> Exercise directions
Whenever the word "Address" appears in a line of the data below, copy that line.

> Records supplied
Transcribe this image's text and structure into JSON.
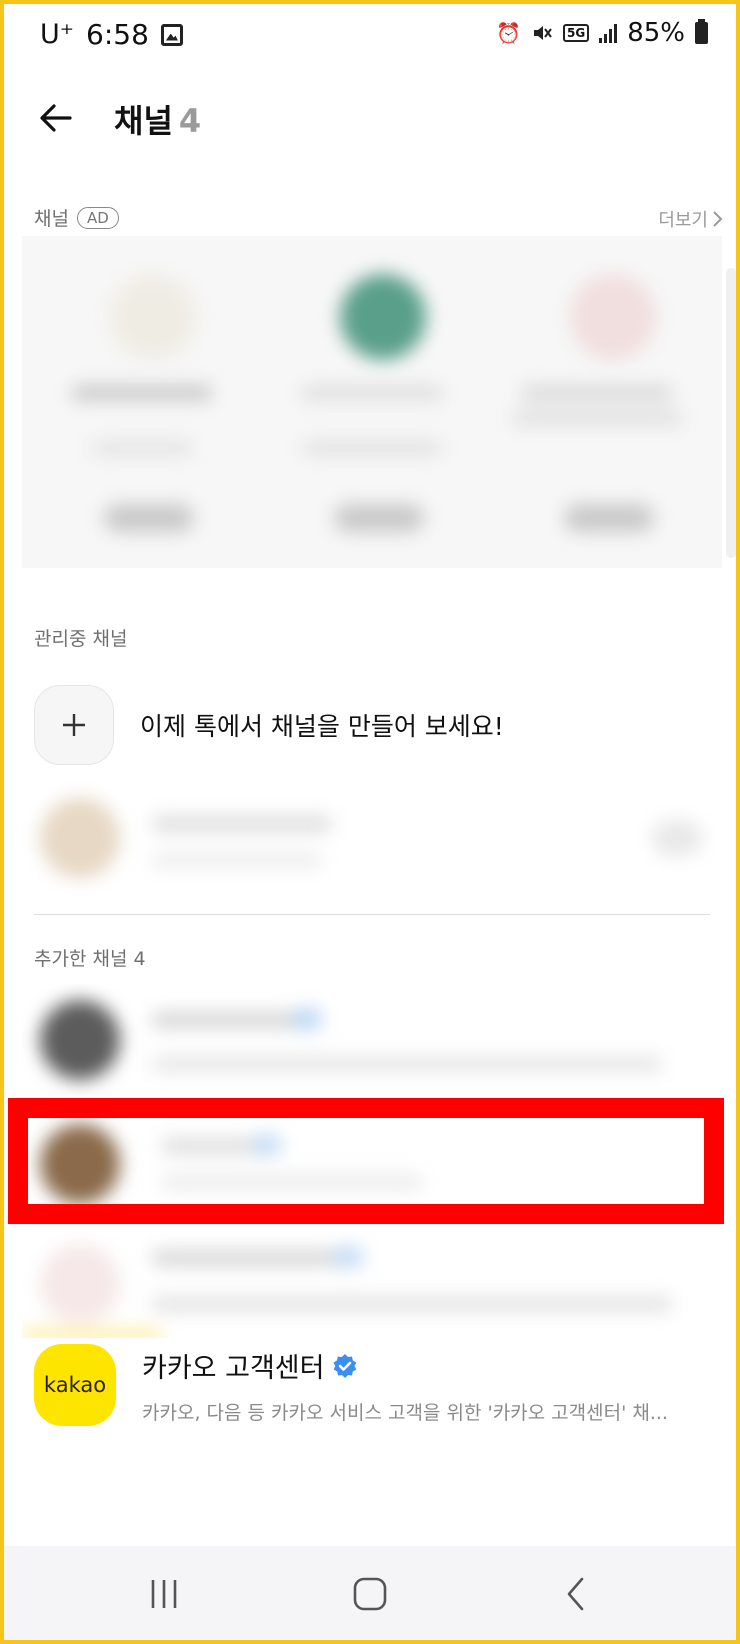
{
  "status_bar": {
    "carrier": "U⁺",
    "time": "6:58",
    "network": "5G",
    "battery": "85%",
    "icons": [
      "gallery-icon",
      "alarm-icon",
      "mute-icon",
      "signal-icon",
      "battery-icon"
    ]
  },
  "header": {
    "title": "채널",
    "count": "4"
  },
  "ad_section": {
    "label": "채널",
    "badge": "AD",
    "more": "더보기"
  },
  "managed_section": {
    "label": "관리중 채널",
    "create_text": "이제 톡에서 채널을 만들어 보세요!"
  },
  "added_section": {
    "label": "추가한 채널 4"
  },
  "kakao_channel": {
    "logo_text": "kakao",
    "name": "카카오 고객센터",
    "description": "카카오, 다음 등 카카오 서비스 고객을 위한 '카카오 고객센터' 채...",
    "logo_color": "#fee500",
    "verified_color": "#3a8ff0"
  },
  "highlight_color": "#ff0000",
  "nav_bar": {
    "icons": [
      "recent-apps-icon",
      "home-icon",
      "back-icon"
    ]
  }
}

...

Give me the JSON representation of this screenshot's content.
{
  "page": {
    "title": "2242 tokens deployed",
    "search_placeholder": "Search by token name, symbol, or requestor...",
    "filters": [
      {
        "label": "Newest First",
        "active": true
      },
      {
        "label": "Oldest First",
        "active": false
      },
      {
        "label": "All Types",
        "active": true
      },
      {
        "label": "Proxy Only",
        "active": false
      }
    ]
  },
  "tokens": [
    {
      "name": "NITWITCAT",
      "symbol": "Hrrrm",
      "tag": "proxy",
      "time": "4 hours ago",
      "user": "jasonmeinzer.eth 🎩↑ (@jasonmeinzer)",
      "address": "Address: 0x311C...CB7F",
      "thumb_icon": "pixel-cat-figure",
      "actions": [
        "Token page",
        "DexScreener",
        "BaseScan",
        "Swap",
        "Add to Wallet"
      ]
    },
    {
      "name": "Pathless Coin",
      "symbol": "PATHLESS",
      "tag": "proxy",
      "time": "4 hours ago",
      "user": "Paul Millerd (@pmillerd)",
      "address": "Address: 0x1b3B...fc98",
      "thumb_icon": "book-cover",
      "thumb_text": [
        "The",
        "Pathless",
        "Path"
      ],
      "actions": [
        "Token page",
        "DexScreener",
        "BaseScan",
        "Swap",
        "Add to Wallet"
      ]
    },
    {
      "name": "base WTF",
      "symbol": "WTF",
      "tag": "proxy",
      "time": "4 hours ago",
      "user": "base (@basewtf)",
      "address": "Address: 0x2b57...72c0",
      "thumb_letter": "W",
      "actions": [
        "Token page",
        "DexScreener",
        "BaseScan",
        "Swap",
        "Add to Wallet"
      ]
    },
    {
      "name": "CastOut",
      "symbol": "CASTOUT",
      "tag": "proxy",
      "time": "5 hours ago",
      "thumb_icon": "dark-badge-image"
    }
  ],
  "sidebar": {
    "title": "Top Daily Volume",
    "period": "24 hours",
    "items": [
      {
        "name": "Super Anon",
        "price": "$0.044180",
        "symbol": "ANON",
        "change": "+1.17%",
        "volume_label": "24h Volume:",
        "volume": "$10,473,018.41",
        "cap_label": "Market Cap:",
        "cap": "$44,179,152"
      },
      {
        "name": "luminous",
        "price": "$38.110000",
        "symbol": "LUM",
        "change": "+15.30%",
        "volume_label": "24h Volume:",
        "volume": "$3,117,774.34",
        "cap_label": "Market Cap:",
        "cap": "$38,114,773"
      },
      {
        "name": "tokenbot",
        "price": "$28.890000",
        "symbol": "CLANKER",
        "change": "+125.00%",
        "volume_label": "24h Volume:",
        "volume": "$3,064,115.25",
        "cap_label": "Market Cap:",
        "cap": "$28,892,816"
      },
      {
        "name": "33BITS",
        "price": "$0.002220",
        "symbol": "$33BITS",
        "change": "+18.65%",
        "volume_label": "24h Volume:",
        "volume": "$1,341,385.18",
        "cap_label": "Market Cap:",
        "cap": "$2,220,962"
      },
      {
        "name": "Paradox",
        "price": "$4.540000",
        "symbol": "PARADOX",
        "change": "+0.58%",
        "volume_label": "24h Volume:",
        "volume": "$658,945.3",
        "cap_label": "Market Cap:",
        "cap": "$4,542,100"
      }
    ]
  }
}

> Expected answer
      "address": "Address: 0x311C...CB7F",
      "address": "Address: 0x1b3B...fc98",
      "address": "Address: 0x2b57...72c0",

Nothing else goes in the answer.